**Assigned task**
Locate each line in the records containing "View". Copy it.

**Exercise inputs**
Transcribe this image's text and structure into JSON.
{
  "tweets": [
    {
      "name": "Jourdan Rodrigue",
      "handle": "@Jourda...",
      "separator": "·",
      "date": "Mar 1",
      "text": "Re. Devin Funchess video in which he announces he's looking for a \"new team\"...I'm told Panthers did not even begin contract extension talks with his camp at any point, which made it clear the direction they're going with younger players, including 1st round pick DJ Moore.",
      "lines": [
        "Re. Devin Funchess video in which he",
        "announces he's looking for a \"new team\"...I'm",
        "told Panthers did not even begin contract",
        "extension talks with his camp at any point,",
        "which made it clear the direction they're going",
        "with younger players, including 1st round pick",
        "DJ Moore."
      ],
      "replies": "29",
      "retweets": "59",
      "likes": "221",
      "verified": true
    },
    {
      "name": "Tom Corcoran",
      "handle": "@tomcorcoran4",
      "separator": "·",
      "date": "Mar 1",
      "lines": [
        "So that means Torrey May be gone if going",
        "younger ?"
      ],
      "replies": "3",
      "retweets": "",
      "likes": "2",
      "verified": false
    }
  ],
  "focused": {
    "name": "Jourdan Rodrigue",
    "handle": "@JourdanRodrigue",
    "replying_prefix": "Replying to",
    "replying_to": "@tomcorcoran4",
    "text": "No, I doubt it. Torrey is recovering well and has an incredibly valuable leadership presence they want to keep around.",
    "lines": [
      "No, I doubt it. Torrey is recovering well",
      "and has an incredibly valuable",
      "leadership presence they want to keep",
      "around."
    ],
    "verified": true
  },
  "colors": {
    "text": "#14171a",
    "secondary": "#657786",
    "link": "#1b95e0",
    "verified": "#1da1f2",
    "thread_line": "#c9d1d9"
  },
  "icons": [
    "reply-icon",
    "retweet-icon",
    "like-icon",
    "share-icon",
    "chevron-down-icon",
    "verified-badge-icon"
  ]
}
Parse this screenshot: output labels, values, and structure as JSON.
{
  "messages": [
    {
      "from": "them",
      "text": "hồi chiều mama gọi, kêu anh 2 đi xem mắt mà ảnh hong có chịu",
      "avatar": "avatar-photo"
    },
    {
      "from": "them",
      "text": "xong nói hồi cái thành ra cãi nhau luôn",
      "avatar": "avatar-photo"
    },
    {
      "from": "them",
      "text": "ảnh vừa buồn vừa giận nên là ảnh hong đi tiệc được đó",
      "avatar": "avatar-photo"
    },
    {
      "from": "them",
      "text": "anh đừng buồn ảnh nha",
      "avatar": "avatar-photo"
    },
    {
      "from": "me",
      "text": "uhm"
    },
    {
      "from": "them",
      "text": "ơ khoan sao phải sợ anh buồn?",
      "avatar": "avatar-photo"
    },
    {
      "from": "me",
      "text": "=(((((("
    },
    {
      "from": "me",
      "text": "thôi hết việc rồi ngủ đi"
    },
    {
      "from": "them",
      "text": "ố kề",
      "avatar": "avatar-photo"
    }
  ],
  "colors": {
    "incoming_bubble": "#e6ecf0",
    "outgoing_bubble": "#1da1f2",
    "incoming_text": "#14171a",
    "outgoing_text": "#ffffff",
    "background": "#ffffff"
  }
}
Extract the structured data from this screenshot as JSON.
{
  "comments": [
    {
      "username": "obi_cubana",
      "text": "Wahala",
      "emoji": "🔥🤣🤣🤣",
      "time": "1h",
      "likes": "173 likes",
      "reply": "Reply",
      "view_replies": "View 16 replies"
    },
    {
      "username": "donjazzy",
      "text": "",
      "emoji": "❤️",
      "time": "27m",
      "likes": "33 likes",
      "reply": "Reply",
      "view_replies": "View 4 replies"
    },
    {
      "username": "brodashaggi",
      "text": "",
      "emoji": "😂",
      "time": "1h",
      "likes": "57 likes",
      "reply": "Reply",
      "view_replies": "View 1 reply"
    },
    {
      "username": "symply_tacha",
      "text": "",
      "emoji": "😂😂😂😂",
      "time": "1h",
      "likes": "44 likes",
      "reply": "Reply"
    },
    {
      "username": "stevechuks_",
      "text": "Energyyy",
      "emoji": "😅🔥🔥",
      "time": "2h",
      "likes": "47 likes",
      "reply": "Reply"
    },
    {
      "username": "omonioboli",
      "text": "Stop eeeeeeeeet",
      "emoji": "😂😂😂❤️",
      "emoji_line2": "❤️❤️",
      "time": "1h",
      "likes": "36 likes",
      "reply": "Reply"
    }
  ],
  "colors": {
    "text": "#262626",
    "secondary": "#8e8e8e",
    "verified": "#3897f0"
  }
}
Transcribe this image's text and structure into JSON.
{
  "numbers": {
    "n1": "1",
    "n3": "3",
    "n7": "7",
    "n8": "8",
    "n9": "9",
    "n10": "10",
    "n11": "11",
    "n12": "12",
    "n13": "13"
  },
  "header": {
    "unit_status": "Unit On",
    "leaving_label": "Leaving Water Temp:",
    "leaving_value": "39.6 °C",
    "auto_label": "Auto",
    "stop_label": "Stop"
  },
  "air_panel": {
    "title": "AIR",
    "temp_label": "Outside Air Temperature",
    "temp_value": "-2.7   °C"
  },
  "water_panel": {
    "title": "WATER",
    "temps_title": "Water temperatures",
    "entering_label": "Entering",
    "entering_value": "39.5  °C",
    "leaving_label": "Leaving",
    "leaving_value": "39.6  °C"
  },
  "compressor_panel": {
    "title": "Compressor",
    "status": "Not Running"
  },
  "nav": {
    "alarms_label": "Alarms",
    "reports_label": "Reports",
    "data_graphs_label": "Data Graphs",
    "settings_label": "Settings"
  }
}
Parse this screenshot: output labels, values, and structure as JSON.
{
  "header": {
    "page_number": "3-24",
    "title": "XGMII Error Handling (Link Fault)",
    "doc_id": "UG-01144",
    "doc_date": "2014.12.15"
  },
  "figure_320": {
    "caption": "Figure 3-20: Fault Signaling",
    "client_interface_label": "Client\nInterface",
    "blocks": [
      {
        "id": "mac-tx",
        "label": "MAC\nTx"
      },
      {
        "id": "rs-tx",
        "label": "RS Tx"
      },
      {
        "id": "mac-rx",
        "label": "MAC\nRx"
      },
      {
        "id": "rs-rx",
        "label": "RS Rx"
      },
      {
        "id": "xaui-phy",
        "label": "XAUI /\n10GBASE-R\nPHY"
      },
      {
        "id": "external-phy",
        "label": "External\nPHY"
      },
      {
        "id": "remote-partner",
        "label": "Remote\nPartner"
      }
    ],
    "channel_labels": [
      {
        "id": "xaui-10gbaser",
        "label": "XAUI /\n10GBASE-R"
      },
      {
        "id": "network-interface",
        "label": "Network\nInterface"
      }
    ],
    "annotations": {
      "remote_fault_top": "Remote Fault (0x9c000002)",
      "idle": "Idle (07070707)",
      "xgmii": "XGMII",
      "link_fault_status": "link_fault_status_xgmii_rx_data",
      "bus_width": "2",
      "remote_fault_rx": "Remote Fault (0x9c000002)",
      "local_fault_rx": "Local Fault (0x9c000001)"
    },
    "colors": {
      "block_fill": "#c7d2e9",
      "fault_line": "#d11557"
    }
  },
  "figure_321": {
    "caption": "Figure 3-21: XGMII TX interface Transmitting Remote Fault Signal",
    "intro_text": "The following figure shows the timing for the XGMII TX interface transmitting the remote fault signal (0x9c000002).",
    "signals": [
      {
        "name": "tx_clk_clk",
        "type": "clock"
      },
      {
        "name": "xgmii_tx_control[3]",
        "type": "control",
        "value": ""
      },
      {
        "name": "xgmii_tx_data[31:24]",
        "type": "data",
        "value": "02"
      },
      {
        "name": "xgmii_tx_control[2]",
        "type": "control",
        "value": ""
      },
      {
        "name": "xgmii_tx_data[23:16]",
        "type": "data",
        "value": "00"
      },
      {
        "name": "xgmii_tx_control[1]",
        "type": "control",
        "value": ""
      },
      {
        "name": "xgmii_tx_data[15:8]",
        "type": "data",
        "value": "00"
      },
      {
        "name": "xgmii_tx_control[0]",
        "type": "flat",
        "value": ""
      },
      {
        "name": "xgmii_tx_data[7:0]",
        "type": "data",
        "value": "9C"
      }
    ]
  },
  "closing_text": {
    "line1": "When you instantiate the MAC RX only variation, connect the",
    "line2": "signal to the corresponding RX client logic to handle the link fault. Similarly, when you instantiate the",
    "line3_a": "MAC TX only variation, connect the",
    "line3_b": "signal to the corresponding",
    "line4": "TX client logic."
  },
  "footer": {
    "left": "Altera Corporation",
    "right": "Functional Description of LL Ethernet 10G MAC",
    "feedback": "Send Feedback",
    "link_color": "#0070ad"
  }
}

**Reply to the task**
      "view_replies": "View 16 replies"
      "view_replies": "View 4 replies"
      "view_replies": "View 1 reply"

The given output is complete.